Have you ever noticed at a gym that there are three types of people? There’s the person who is self motivated and can push themselves on their own. Second, there’s the person that needs constant positive reinforcement, ie “You’re doing a great job, awesome, keep it up!” Third, there’s the person who is extremely motivated by negative reinforcement, ie “You call that boxing? You’re hitting that bag like a girl.” Oh, and I guess there’s that 4th person too. It’s that annoying meat head who has to grunt and scream when they are lifting weights. (He’s my least favorite, especially when you’re at a tiny hotel gym and it’s just the two of you in there). Awkward!
Debt: the Ultimate Motivator
I’m convinced that one of the many reasons that so many people are in debt is not only because of the instant gratification, but also the instantaneous life purpose that “Pay off debt” brings. It is the simplest thing in the world to work for the sake of paying the bills and paying down debt.
For as long as I can remember, I’ve always had some kind of loan that I was working on repaying. I never really had consumer debt, but I did have student loans, car loans, multiple mortgages. I had plenty of mortgage advice from friends who bought before us and/or mortgage brokers, so securing a loan at a good rate was always pretty simple. Paying debt was completely brainless and easy. I payed my bills and put a little away for retirement and whatever was leftover went to debt. Aside from making a budget, it requires little to no planning and really no strategy whatsoever. I don’t have to worry about asset allocation or long term plans. All I had to do was just write a check once a month and everything else was figured out for me.
I’ll also tell you a nerdy fact about myself. I loved opening that loan bill the following month and looking at that balance go down. I specifically looked forward to little milestones on my mortgage like the point where I started paying more principal than interest every month, or the 1/2 way point to payoff, and then had little goals in increments of $10,000. Whenever I’d hit one of these mini-goals, I’d be like “We’re down to $80,000 on mortgage 1, woo hoo” and my husband would be like “so?” He just didn’t get why I would get all jazzed up about that stuff. We’re always going to have monthly expenses, so what’s the big deal?
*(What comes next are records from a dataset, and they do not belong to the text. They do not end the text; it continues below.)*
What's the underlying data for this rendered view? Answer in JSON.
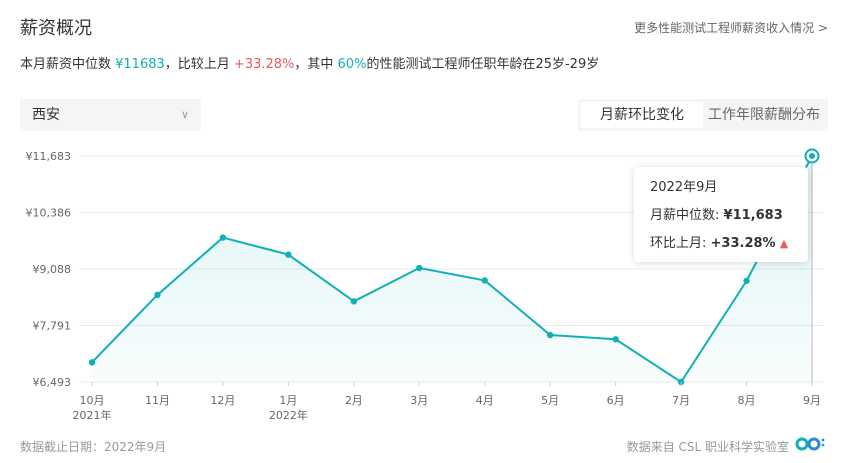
{
  "header": {
    "title": "薪资概况",
    "more_link": "更多性能测试工程师薪资收入情况 >"
  },
  "summary": {
    "prefix": "本月薪资中位数 ",
    "median": "¥11683",
    "mid1": "，比较上月 ",
    "change": "+33.28%",
    "mid2": "，其中 ",
    "percent": "60%",
    "suffix": "的性能测试工程师任职年龄在25岁-29岁"
  },
  "controls": {
    "city": "西安",
    "tabs": [
      "月薪环比变化",
      "工作年限薪酬分布"
    ],
    "active_tab": 0
  },
  "tooltip": {
    "month": "2022年9月",
    "median_label": "月薪中位数:",
    "median_value": "¥11,683",
    "change_label": "环比上月:",
    "change_value": "+33.28%",
    "change_icon": "up-triangle-icon"
  },
  "footer": {
    "date_note": "数据截止日期：2022年9月",
    "source": "数据来自 CSL 职业科学实验室",
    "logo_icon": "csl-logo-icon"
  },
  "colors": {
    "accent": "#11b0b6",
    "negative": "#e95a5a"
  },
  "chart_data": {
    "type": "area",
    "categories": [
      "10月",
      "11月",
      "12月",
      "1月",
      "2月",
      "3月",
      "4月",
      "5月",
      "6月",
      "7月",
      "8月",
      "9月"
    ],
    "year_labels": [
      "2021年",
      "",
      "",
      "2022年",
      "",
      "",
      "",
      "",
      "",
      "",
      "",
      ""
    ],
    "values": [
      6945,
      8495,
      9810,
      9418,
      8346,
      9110,
      8825,
      7571,
      7474,
      6493,
      8815,
      11683
    ],
    "y_ticks": [
      "¥6,493",
      "¥7,791",
      "¥9,088",
      "¥10,386",
      "¥11,683"
    ],
    "ylim": [
      6493,
      11683
    ],
    "highlight_index": 11,
    "grid": true
  }
}
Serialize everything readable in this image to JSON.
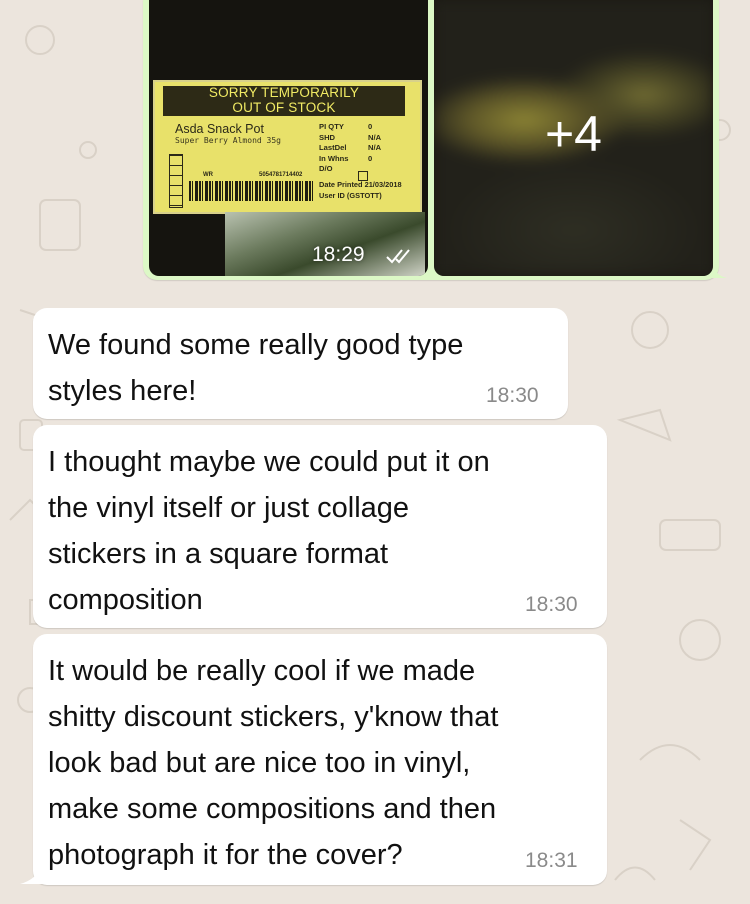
{
  "photo_message": {
    "label": {
      "header_line1": "SORRY TEMPORARILY",
      "header_line2": "OUT OF STOCK",
      "product": "Asda Snack Pot",
      "variant": "Super Berry Almond 35g",
      "fields": [
        "PI QTY",
        "SHD",
        "LastDel",
        "In Whns",
        "D/O"
      ],
      "values": [
        "0",
        "N/A",
        "N/A",
        "0"
      ],
      "date_printed": "Date Printed 21/03/2018",
      "user_id": "User ID      (GSTOTT)",
      "wr": "WR",
      "code": "5054781714402"
    },
    "more_count": "+4",
    "time": "18:29",
    "status": "read",
    "bubble_color": "#dcf8c6"
  },
  "messages": [
    {
      "lines": [
        "We found some really good type",
        "styles here!"
      ],
      "time": "18:30"
    },
    {
      "lines": [
        "I thought maybe we could put it on",
        "the vinyl itself or just collage",
        "stickers in a square format",
        "composition"
      ],
      "time": "18:30"
    },
    {
      "lines": [
        "It would be really cool if we made",
        "shitty discount stickers, y'know that",
        "look bad but are nice too in vinyl,",
        "make some compositions and then",
        "photograph it for the cover?"
      ],
      "time": "18:31"
    }
  ],
  "colors": {
    "wallpaper": "#ece5dd",
    "incoming_bubble": "#ffffff",
    "outgoing_bubble": "#dcf8c6",
    "timestamp": "#8a8a8a"
  }
}
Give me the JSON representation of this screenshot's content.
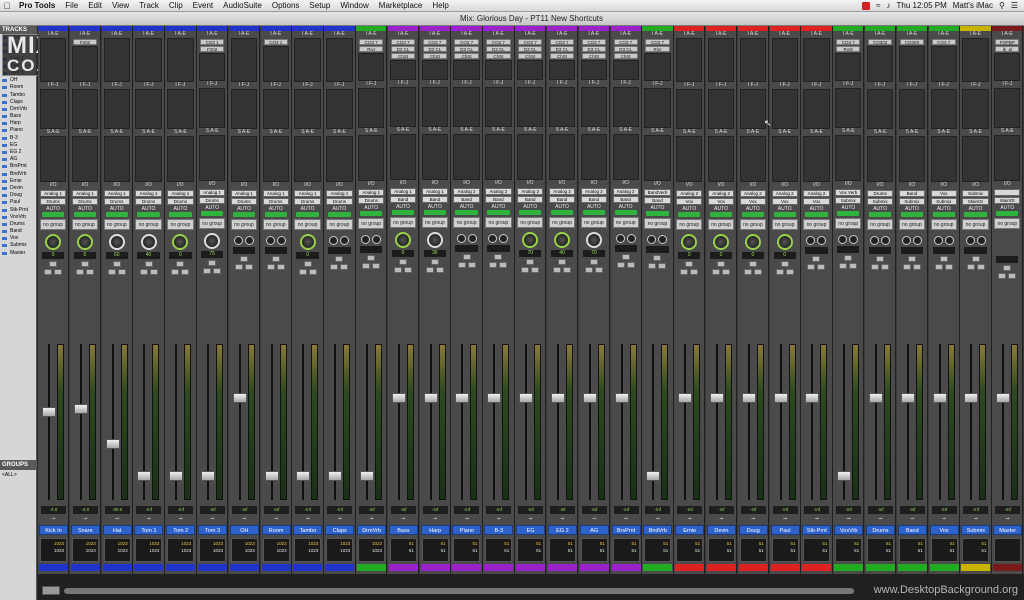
{
  "menubar": {
    "app": "Pro Tools",
    "items": [
      "File",
      "Edit",
      "View",
      "Track",
      "Clip",
      "Event",
      "AudioSuite",
      "Options",
      "Setup",
      "Window",
      "Marketplace",
      "Help"
    ],
    "clock": "Thu 12:05 PM",
    "user": "Matt's iMac"
  },
  "window": {
    "title": "Mix: Glorious Day - PT11 New Shortcuts"
  },
  "sidebar": {
    "tracks_header": "TRACKS",
    "groups_header": "GROUPS",
    "groups_item": "<ALL>"
  },
  "logo": {
    "line1": "MIX",
    "line2": "COACH"
  },
  "watermark": "www.DesktopBackground.org",
  "strips": [
    {
      "name": "Kick In",
      "io": "Analog 1",
      "bus": "Drums",
      "vol": "-4.0",
      "pan": "0",
      "inserts": [],
      "knob": "green",
      "color": "#2233cc",
      "delay": "1023"
    },
    {
      "name": "Snare",
      "io": "Analog 1",
      "bus": "Drums",
      "vol": "-4.0",
      "pan": "0",
      "inserts": [
        "F202"
      ],
      "knob": "green",
      "color": "#2233cc",
      "delay": "1023"
    },
    {
      "name": "Hat",
      "io": "Analog 1",
      "bus": "Drums",
      "vol": "-30.0",
      "pan": "60",
      "inserts": [],
      "knob": "white",
      "color": "#2233cc",
      "delay": "1023"
    },
    {
      "name": "Tom 1",
      "io": "Analog 1",
      "bus": "Drums",
      "vol": "-inf",
      "pan": "40",
      "inserts": [],
      "knob": "white",
      "color": "#2233cc",
      "delay": "1023"
    },
    {
      "name": "Tom 2",
      "io": "Analog 1",
      "bus": "Drums",
      "vol": "-inf",
      "pan": "0",
      "inserts": [],
      "knob": "green",
      "color": "#2233cc",
      "delay": "1023"
    },
    {
      "name": "Tom 3",
      "io": "Analog 1",
      "bus": "Drums",
      "vol": "-inf",
      "pan": "75",
      "inserts": [
        "CQ3 1",
        "F202"
      ],
      "knob": "white",
      "color": "#2233cc",
      "delay": "1023"
    },
    {
      "name": "OH",
      "io": "Analog 1",
      "bus": "Drums",
      "vol": "-inf",
      "pan": "",
      "inserts": [],
      "knob": "pair",
      "color": "#2233cc",
      "delay": "1023"
    },
    {
      "name": "Room",
      "io": "Analog 1",
      "bus": "Drums",
      "vol": "-inf",
      "pan": "",
      "inserts": [
        "CQ3 1"
      ],
      "knob": "pair",
      "color": "#2233cc",
      "delay": "1023"
    },
    {
      "name": "Tambo",
      "io": "Analog 1",
      "bus": "Drums",
      "vol": "-inf",
      "pan": "0",
      "inserts": [],
      "knob": "green",
      "color": "#2233cc",
      "delay": "1023"
    },
    {
      "name": "Claps",
      "io": "Analog 1",
      "bus": "Drums",
      "vol": "-inf",
      "pan": "",
      "inserts": [],
      "knob": "pair",
      "color": "#2233cc",
      "delay": "1023"
    },
    {
      "name": "DrmVrb",
      "io": "Analog 1",
      "bus": "Drums",
      "vol": "-inf",
      "pan": "",
      "inserts": [
        "CQ3 7",
        "Rivr"
      ],
      "knob": "pair",
      "color": "#22aa22",
      "delay": "1023"
    },
    {
      "name": "Bass",
      "io": "Analog 1",
      "bus": "Band",
      "vol": "-inf",
      "pan": "0",
      "inserts": [
        "CQ3 7",
        "D3 CL",
        "ChSt"
      ],
      "knob": "green",
      "color": "#9922cc",
      "delay": "51"
    },
    {
      "name": "Harp",
      "io": "Analog 1",
      "bus": "Band",
      "vol": "-inf",
      "pan": "36",
      "inserts": [
        "CQ3 7",
        "D3 CL",
        "ChSt"
      ],
      "knob": "white",
      "color": "#9922cc",
      "delay": "51"
    },
    {
      "name": "Piano",
      "io": "Analog 2",
      "bus": "Band",
      "vol": "-inf",
      "pan": "",
      "inserts": [
        "CQ3 7",
        "D3 CL",
        "ChSt"
      ],
      "knob": "pair",
      "color": "#9922cc",
      "delay": "51"
    },
    {
      "name": "B-3",
      "io": "Analog 2",
      "bus": "Band",
      "vol": "-inf",
      "pan": "",
      "inserts": [
        "CQ3 7",
        "D3 CL",
        "ChSt"
      ],
      "knob": "pair",
      "color": "#9922cc",
      "delay": "51"
    },
    {
      "name": "EG",
      "io": "Analog 2",
      "bus": "Band",
      "vol": "-inf",
      "pan": "70",
      "inserts": [
        "CQ3 7",
        "D3 CL",
        "ChSt"
      ],
      "knob": "green",
      "color": "#9922cc",
      "delay": "51"
    },
    {
      "name": "EG 2",
      "io": "Analog 2",
      "bus": "Band",
      "vol": "-inf",
      "pan": "40",
      "inserts": [
        "CQ3 7",
        "D3 CL",
        "ChSt"
      ],
      "knob": "green",
      "color": "#9922cc",
      "delay": "51"
    },
    {
      "name": "AG",
      "io": "Analog 2",
      "bus": "Band",
      "vol": "-inf",
      "pan": "70",
      "inserts": [
        "CQ3 7",
        "D3 CL",
        "ChSt"
      ],
      "knob": "white",
      "color": "#9922cc",
      "delay": "51"
    },
    {
      "name": "BrsPrnt",
      "io": "Analog 2",
      "bus": "Band",
      "vol": "-inf",
      "pan": "",
      "inserts": [
        "CQ3 7",
        "D3 CL",
        "ChSt"
      ],
      "knob": "pair",
      "color": "#9922cc",
      "delay": "51"
    },
    {
      "name": "BndVrb",
      "io": "BandVerb",
      "bus": "Band",
      "vol": "-inf",
      "pan": "",
      "inserts": [
        "CQ3 7",
        "Rivr"
      ],
      "knob": "pair",
      "color": "#22aa22",
      "delay": "51"
    },
    {
      "name": "Ernie",
      "io": "Analog 2",
      "bus": "Vox",
      "vol": "-inf",
      "pan": "0",
      "inserts": [],
      "knob": "green",
      "color": "#dd2222",
      "delay": "51"
    },
    {
      "name": "Devin",
      "io": "Analog 2",
      "bus": "Vox",
      "vol": "-inf",
      "pan": "0",
      "inserts": [],
      "knob": "green",
      "color": "#dd2222",
      "delay": "51"
    },
    {
      "name": "Doug",
      "io": "Analog 2",
      "bus": "Vox",
      "vol": "-inf",
      "pan": "0",
      "inserts": [],
      "knob": "green",
      "color": "#dd2222",
      "delay": "51"
    },
    {
      "name": "Paul",
      "io": "Analog 2",
      "bus": "Vox",
      "vol": "-inf",
      "pan": "0",
      "inserts": [],
      "knob": "green",
      "color": "#dd2222",
      "delay": "51"
    },
    {
      "name": "Stk-Prnt",
      "io": "Analog 2",
      "bus": "Vox",
      "vol": "-inf",
      "pan": "",
      "inserts": [],
      "knob": "pair",
      "color": "#dd2222",
      "delay": "51"
    },
    {
      "name": "VoxVrb",
      "io": "Vox Verb",
      "bus": "Submix",
      "vol": "-inf",
      "pan": "",
      "inserts": [
        "CQ3 7",
        "Rvrb"
      ],
      "knob": "pair",
      "color": "#22aa22",
      "delay": "51"
    },
    {
      "name": "Drums",
      "io": "Drums",
      "bus": "Submix",
      "vol": "-inf",
      "pan": "",
      "inserts": [
        "CQ303"
      ],
      "knob": "pair",
      "color": "#22aa22",
      "delay": "51"
    },
    {
      "name": "Band",
      "io": "Band",
      "bus": "Submix",
      "vol": "-inf",
      "pan": "",
      "inserts": [
        "CQ303"
      ],
      "knob": "pair",
      "color": "#22aa22",
      "delay": "51"
    },
    {
      "name": "Vox",
      "io": "Vox",
      "bus": "Submix",
      "vol": "-inf",
      "pan": "",
      "inserts": [
        "CQ3 7"
      ],
      "knob": "pair",
      "color": "#22aa22",
      "delay": "51"
    },
    {
      "name": "Submix",
      "io": "Submix",
      "bus": "MainOt",
      "vol": "-inf",
      "pan": "",
      "inserts": [],
      "knob": "pair",
      "color": "#c8b400",
      "delay": "51"
    },
    {
      "name": "Master",
      "io": "",
      "bus": "MainOt",
      "vol": "-inf",
      "pan": "",
      "inserts": [
        "PSPBP",
        "lk_al"
      ],
      "knob": "none",
      "color": "#7a1a1a",
      "delay": ""
    }
  ],
  "fader_levels": [
    0.56,
    0.58,
    0.34,
    0.12,
    0.12,
    0.12,
    0.66,
    0.12,
    0.12,
    0.12,
    0.12,
    0.66,
    0.66,
    0.66,
    0.66,
    0.66,
    0.66,
    0.66,
    0.66,
    0.12,
    0.66,
    0.66,
    0.66,
    0.66,
    0.66,
    0.12,
    0.66,
    0.66,
    0.66,
    0.66,
    0.66
  ]
}
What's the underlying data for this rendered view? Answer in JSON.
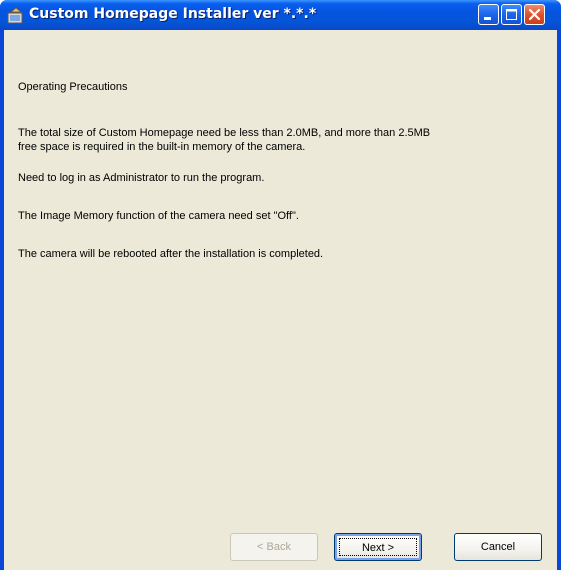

Then I realized I was one of those people who was motivated by negative reinforcement. In a nutshell, I suck because I’m in debt and I want to suck less.
Savings: Not as easy or fun
Back in 2008 when I was about to pop out my second child, I was in the middle of an expensive kitchen remodel, I was in the hospital, my kitchen was totally gutted, and so were 2 rooms in my mom’s house and my company had massive layoffs. I was still in the hospital when it happened. My husband and I work at the same company, so there was a chance that both of us would be impacted. I cursed myself for being so spendy and focusing too much on fixing up our houses vs paying them off. Although we bought our home based on one income, when we bought my mom’s house and then had children, suddenly our expenses more than tripled and that one income safety net was suddenly gone. We needed those 2 incomes. Luckily for us, we were not impacted by the layoffs but it was a real wake up call. After the kitchen was done, I stopped all spending on home improvements and focused on rebuilding our emergency fund and paying down our 2 mortgages (Babci’s and ours).
After 15 years of working full time and scrimping and saving, for the first time in my life, I actually have money leftover at the end of the month. Unlike before, we don’t have 3 money pits to put the excess into. (for a while we also had my mom’s apartments to take care of and those were a huge cash drain as well. Thank god we sold that headache of a 3-Decker).
Then I realized saving is hard. If you invest in the market, you have to watch things go up and down all the time and you really don’t know day to day what your net worth is and how much could evaporate overnight from a market correction. If you go the more conservative route, you’re always wondering about about losing money because it’s not growing as fast as the rate of inflation. The whole time, one way or another you obsess about losing the money you set aside.
I like Money Reason’s Dividend Investing Strategy because his goal is about generating passive income through stock dividends which sort of takes out the variability in the stock market ups and downs. He ignores the value of the stock itself and just focuses on the return. The stock is almost like a sunk cost to get a consistent revenue stream in return.
I’m really having a tough time measuring progress and setting goals with savings. I really don’t feel like I can pat myself on the back at the end of a month when the stock market surges and I made an extra 5 or 10% in a month. Similarly, I don’t beat myself up if I lose that in a month either. It doesn’t feel like real money to me, and in fact it’s not real until you sell and have cash in hand. Babci never invested in anything but CD’s. She felt like anything else was like gambling. That was all fine and good in the 80s when CD’s were making 11% but nowadays it’s not such a black and white decision.
What do you think, am I just warped or is there something to my theory that debt is a handy motivator to progress in your career and work hard? If you have savings, what motivates you to save? How do you measure milestones? What do you do for giant goals like retirement or college funds? Do you make annual milestones for yourself? Especially with retirement, it’s always hard to figure out how much is enough. I think I need to explore this topic further. Readers, I’d love to hear your perspective. I’m treading on uncharted territory here and I’d love some help.